At these odds, it might be worth jumping on Cleveland and simply hoping all the contact they make will lead to some cheap hits and that the Yankees will get in their own way as they did during that miserable month-and-a-half after the All-Star break.

San Diego Padres (+175) vs. Los Angeles Dodgers (-210)

In two of their three wild card games, Padres pitching completely unplugged a Mets offense that probably should have added a little more power at the trade deadline. San Diego got remarkable fielding from center fielder Trent Grisham, who also hit two home runs and had a 1.250 OPS in the series.

Their greatest asset in this series, however, could be relief pitcher Josh Hader, who steadied himself after a brutal first month in San Diego by posting a 0.87 ERA and holding opposing hitters to a .143 slugging percentage, then pitched a scoreless ninth Sunday night to eliminate the Mets. For him to have a big enough impact on this series to sway it, however, the Padres are probably going to have to use him as more than a one-inning reliever, something he has opposed in the past.

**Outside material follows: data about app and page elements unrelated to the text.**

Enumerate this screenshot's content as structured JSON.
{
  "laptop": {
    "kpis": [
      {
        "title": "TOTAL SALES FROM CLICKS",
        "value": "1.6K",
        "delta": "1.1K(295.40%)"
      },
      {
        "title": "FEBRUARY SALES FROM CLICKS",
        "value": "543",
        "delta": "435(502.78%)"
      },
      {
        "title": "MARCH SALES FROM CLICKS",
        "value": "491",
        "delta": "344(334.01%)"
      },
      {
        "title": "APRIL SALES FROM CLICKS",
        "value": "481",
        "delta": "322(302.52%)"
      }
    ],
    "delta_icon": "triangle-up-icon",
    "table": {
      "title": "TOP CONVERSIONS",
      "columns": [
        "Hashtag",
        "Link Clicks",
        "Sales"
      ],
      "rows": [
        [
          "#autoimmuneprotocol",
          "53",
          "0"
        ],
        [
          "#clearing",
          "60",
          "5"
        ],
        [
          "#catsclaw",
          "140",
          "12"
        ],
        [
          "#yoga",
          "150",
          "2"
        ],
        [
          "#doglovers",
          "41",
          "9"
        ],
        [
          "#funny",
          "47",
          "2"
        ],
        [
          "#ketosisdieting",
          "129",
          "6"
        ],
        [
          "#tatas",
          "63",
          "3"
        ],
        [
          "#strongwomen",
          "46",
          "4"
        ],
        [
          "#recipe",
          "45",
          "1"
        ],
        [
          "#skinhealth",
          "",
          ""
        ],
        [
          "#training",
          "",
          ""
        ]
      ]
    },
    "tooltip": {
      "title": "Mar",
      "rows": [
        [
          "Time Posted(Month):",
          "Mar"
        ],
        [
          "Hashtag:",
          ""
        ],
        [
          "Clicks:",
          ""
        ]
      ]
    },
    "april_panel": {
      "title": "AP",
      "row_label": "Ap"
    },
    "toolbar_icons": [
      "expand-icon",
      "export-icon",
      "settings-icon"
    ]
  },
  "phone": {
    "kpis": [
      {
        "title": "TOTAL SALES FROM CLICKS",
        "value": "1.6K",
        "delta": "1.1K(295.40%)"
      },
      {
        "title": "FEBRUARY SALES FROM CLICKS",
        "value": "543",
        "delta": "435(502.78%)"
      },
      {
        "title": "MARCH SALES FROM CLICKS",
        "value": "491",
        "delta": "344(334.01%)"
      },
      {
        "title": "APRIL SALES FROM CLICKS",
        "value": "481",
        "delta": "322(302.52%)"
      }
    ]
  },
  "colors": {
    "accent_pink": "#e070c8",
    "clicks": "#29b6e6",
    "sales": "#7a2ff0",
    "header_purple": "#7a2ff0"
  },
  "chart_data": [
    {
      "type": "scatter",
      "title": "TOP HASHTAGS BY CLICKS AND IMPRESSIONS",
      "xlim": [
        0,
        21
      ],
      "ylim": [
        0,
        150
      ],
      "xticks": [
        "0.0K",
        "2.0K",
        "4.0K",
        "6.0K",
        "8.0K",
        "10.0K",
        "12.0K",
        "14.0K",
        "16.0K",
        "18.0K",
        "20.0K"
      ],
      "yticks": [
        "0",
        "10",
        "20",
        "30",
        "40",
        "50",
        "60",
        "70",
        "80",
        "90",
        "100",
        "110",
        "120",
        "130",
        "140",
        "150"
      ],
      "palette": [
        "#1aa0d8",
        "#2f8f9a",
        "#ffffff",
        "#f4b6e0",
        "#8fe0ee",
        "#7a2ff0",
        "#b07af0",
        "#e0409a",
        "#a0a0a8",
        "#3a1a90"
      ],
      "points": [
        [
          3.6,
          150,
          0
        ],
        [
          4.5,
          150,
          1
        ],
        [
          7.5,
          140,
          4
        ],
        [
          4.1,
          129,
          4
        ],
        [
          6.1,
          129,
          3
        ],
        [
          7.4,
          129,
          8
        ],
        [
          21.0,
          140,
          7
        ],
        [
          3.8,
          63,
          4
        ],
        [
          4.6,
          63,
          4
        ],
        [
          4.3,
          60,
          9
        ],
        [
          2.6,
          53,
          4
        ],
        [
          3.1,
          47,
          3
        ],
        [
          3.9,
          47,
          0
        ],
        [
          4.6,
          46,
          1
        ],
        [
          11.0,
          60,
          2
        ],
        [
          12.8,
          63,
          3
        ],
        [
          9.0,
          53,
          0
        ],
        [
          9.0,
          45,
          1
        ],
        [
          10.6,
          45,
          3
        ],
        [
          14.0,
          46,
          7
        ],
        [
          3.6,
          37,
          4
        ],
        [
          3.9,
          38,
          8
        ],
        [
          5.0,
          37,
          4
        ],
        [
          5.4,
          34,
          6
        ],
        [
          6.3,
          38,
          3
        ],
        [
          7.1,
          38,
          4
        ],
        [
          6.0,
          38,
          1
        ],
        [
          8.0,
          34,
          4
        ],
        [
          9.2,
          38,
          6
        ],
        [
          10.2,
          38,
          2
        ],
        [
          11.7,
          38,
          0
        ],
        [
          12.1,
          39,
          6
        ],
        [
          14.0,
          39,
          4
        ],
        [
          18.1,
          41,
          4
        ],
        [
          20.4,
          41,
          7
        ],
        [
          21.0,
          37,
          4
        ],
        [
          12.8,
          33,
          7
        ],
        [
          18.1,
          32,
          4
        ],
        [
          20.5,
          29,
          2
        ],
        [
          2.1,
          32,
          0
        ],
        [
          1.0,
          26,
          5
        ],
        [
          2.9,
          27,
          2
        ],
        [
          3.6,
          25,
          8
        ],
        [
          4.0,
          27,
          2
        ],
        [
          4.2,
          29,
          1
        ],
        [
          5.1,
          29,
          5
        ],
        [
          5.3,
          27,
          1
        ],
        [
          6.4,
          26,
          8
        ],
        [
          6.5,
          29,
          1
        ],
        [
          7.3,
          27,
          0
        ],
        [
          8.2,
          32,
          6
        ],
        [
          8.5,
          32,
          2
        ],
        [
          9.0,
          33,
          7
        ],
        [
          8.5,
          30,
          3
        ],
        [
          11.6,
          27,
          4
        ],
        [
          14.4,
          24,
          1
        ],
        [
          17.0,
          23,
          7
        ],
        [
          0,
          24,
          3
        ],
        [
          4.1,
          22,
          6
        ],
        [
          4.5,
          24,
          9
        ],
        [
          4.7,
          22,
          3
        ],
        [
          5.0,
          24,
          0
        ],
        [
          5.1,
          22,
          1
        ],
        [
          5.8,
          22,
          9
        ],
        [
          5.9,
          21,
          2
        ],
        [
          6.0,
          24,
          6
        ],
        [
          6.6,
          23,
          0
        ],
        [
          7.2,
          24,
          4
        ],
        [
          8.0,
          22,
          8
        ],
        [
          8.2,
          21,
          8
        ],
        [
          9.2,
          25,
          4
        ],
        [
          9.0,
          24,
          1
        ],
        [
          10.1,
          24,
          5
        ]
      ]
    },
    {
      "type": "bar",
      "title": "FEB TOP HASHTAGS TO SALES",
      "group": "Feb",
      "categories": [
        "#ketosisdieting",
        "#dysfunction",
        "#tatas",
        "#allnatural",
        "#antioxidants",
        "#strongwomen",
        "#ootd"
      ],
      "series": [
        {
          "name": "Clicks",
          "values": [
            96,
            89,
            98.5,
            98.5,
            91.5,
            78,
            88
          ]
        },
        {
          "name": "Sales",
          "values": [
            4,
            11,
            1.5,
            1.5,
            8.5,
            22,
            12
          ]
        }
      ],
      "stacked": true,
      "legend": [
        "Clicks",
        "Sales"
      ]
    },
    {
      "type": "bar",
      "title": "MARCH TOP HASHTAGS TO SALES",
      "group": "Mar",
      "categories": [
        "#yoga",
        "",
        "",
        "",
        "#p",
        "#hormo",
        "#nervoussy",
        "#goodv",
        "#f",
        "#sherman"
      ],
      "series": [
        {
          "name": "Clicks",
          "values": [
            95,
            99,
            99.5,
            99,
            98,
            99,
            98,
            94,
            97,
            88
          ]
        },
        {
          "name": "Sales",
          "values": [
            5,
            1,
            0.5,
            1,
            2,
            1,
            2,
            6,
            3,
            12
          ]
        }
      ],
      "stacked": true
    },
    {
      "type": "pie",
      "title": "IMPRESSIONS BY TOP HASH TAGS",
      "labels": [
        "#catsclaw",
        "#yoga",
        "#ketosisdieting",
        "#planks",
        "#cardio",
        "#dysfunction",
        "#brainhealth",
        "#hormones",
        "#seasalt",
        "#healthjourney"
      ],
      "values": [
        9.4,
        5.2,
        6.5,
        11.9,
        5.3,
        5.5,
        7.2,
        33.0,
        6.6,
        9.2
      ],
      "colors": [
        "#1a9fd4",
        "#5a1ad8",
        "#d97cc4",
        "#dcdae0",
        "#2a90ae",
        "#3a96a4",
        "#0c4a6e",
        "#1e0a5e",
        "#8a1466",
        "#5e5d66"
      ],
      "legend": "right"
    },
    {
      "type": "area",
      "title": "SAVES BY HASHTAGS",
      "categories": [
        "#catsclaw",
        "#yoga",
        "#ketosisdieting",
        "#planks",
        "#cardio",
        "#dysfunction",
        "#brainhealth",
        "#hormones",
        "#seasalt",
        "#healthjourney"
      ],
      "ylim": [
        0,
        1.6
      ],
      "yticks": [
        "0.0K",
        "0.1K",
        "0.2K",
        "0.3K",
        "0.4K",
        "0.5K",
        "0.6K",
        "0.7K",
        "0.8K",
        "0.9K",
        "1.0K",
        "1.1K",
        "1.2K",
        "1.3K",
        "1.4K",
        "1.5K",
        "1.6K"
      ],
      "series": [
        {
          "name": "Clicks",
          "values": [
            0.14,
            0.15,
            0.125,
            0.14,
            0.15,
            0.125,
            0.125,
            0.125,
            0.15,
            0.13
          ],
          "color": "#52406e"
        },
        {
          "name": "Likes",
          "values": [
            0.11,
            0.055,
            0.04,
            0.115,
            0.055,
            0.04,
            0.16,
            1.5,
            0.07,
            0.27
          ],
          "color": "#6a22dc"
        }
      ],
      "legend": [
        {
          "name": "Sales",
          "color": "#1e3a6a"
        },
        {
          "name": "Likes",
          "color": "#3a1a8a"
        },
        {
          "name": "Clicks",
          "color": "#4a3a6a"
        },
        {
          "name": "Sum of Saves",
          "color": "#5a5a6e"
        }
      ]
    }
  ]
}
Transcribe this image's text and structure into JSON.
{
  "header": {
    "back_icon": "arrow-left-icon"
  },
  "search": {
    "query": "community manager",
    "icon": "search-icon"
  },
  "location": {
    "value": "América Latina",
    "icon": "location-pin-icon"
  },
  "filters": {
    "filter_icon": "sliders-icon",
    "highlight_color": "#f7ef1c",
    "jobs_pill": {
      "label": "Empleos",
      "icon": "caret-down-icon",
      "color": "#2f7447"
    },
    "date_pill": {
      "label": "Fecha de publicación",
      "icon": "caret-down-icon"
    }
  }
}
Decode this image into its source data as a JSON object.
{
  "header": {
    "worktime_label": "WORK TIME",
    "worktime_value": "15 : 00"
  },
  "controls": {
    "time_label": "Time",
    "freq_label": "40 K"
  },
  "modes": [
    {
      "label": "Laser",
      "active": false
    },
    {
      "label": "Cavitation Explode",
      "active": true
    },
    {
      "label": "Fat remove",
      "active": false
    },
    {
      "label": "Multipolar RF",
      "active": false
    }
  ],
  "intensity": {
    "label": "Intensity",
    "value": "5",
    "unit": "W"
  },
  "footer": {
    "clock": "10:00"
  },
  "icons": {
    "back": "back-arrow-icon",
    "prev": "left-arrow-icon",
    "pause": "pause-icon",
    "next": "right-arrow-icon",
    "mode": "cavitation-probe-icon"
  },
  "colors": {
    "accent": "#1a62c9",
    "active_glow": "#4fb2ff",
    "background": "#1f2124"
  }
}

Rest assured, they are running into a team that not only has dominated them in the regular season, going 26-12 in the teams’ last two seasons of head-to-head matchups, but is always built for October. The 2022 Dodgers have a ‘Stros Index of 26. If there’s one area where they might be susceptible, it’s that they have a bit of a propensity to strike out, with their 22% strikeout rate ranking 11th in the majors.

While this one might be closer than some people think if Juan Soto gets hot and Hader puts in good work, it’s hard to overcome so much evidence pointing toward the Dodgers as the stronger team.

Photo: Jayne Kamin-Oncea/USA TODAY 

Author: Ryan Gonzales